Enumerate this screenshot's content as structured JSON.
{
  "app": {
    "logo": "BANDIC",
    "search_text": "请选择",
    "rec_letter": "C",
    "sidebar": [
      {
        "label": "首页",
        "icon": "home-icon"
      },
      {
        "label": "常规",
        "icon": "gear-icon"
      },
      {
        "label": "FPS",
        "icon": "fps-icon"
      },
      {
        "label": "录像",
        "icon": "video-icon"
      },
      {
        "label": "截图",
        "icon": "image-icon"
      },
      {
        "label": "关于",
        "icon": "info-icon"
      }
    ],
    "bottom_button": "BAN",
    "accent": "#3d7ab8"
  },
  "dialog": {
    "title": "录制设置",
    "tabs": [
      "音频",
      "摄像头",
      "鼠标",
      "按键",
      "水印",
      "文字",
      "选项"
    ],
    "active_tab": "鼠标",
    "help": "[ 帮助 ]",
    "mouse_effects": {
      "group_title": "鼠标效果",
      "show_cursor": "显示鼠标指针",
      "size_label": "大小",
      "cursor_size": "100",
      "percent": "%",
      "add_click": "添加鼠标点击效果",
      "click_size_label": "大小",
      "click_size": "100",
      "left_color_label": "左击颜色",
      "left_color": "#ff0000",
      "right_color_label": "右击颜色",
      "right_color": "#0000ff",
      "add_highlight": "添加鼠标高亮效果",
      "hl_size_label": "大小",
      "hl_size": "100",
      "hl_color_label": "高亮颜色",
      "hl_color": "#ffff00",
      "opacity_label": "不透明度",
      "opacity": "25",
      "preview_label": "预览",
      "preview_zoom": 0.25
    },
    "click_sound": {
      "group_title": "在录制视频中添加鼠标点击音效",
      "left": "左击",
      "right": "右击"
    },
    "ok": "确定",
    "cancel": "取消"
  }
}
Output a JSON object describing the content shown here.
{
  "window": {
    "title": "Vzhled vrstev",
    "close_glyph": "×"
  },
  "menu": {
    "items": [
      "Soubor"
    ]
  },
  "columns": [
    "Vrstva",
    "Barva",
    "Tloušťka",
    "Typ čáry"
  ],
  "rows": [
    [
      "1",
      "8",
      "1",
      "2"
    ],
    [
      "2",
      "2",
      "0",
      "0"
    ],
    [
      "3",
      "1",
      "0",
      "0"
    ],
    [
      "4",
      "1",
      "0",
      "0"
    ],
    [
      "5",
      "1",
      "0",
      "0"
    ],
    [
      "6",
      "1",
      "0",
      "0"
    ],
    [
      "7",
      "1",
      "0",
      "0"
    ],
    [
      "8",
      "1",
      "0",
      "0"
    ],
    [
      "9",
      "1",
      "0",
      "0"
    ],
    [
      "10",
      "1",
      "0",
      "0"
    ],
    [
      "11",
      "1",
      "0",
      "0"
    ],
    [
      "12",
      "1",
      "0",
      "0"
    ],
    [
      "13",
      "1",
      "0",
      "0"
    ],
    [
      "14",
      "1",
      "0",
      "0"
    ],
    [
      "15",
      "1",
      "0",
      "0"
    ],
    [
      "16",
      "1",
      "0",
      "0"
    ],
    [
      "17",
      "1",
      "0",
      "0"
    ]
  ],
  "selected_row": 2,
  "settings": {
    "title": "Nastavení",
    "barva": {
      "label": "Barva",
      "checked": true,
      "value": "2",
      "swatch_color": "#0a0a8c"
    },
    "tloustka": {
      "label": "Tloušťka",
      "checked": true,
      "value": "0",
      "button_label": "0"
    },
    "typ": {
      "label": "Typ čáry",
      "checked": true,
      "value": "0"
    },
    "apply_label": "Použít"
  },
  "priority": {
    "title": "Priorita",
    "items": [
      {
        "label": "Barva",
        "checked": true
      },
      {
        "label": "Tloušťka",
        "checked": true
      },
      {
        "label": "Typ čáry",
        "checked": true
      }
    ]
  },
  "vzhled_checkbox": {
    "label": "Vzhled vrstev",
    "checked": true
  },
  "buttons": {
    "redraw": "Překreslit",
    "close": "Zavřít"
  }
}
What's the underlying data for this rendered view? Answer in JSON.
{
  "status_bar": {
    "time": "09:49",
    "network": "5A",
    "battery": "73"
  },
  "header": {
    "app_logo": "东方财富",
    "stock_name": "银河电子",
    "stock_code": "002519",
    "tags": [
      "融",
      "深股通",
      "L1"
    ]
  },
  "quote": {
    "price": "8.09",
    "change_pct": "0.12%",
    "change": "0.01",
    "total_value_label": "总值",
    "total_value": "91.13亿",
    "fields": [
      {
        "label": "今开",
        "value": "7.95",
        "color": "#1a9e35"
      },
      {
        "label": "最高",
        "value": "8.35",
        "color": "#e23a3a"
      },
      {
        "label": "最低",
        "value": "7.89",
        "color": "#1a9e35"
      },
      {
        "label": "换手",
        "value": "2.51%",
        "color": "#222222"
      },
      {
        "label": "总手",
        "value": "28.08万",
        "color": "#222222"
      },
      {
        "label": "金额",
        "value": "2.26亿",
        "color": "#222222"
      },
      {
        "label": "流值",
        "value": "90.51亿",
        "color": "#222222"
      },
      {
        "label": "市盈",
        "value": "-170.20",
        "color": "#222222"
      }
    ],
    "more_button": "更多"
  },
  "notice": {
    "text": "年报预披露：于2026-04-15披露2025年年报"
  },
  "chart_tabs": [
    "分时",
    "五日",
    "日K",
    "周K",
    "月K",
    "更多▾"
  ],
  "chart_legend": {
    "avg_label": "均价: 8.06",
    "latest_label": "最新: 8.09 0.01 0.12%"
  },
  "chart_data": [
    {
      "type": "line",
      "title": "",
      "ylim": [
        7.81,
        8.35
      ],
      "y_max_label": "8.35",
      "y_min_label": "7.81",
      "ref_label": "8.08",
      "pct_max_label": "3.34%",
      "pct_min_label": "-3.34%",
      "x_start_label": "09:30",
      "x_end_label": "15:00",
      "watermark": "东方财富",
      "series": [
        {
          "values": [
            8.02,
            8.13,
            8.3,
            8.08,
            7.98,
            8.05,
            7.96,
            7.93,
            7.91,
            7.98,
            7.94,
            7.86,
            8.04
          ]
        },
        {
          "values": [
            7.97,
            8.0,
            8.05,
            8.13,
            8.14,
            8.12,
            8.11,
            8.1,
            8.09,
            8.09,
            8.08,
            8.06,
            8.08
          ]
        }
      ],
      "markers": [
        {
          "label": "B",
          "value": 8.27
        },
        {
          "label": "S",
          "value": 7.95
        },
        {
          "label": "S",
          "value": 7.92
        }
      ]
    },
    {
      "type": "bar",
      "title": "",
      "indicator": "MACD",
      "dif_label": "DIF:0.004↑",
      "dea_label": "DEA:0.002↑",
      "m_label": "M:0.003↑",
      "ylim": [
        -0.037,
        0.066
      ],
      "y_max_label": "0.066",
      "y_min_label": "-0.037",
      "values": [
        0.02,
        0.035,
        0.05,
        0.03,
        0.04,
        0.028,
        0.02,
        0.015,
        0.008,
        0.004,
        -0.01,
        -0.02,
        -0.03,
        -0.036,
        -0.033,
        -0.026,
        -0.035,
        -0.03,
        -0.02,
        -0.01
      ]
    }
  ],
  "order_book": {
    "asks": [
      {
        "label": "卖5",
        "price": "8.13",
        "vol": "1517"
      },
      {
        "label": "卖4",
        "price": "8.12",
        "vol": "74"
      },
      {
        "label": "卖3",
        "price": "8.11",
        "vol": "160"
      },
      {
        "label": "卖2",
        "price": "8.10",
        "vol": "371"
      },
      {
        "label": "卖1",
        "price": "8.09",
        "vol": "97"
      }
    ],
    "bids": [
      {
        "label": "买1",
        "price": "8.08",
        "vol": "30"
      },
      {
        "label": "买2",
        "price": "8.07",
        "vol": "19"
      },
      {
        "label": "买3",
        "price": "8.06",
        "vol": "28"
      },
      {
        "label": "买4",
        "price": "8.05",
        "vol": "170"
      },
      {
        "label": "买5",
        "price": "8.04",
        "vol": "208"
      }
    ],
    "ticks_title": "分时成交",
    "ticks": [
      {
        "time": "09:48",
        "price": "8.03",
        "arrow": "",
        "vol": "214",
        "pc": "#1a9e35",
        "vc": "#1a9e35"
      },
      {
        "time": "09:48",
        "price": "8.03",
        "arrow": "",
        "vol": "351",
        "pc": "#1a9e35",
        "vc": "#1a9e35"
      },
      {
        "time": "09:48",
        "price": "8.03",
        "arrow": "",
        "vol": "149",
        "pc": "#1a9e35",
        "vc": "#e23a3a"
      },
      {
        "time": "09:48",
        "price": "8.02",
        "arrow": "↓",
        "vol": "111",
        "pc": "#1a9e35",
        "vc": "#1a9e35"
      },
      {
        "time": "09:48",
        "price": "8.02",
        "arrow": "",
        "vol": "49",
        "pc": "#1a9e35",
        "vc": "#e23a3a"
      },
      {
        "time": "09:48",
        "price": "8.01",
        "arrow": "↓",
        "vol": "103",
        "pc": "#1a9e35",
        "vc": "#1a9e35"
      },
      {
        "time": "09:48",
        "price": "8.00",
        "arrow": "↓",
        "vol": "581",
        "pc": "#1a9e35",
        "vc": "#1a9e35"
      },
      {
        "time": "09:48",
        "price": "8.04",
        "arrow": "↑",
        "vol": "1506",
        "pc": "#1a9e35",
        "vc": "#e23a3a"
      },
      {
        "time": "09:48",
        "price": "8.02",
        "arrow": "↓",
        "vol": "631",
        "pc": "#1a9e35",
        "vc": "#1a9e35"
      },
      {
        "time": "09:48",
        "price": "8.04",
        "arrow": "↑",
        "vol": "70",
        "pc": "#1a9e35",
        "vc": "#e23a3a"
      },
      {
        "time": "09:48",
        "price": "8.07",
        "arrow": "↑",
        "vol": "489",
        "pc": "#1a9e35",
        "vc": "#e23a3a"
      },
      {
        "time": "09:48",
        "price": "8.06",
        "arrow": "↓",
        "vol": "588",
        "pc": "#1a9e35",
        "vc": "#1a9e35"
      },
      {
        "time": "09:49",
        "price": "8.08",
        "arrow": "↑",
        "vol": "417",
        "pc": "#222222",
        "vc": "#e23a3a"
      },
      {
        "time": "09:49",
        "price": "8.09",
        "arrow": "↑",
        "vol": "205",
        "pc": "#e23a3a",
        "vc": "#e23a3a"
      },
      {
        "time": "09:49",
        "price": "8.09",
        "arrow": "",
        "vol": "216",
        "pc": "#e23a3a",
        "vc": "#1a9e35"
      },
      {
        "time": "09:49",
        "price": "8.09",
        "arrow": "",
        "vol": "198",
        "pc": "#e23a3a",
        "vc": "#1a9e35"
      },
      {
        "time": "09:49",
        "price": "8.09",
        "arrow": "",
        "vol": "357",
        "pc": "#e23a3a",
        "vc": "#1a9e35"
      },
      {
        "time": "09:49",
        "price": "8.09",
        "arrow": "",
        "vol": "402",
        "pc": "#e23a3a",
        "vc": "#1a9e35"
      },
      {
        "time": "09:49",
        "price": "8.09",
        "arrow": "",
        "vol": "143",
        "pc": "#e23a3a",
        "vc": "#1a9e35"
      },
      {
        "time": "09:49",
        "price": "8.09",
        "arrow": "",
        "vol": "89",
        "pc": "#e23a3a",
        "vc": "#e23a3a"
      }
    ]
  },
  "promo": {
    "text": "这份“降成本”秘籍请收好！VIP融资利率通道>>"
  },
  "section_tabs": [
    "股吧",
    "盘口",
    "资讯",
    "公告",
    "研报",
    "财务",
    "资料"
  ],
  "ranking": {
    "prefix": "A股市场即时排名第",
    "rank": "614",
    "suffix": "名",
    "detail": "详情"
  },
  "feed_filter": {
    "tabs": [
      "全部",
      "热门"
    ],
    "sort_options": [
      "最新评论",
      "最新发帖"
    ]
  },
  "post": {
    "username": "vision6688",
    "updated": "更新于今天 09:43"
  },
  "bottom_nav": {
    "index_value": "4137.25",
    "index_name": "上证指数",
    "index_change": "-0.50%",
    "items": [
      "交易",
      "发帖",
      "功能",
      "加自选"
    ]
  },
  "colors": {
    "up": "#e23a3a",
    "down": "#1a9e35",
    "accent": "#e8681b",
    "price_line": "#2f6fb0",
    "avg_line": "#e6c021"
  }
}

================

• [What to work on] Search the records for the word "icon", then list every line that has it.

• [Answer below]
        "icon": "home-icon"
        "icon": "gear-icon"
        "icon": "fps-icon"
        "icon": "video-icon"
        "icon": "image-icon"
        "icon": "info-icon"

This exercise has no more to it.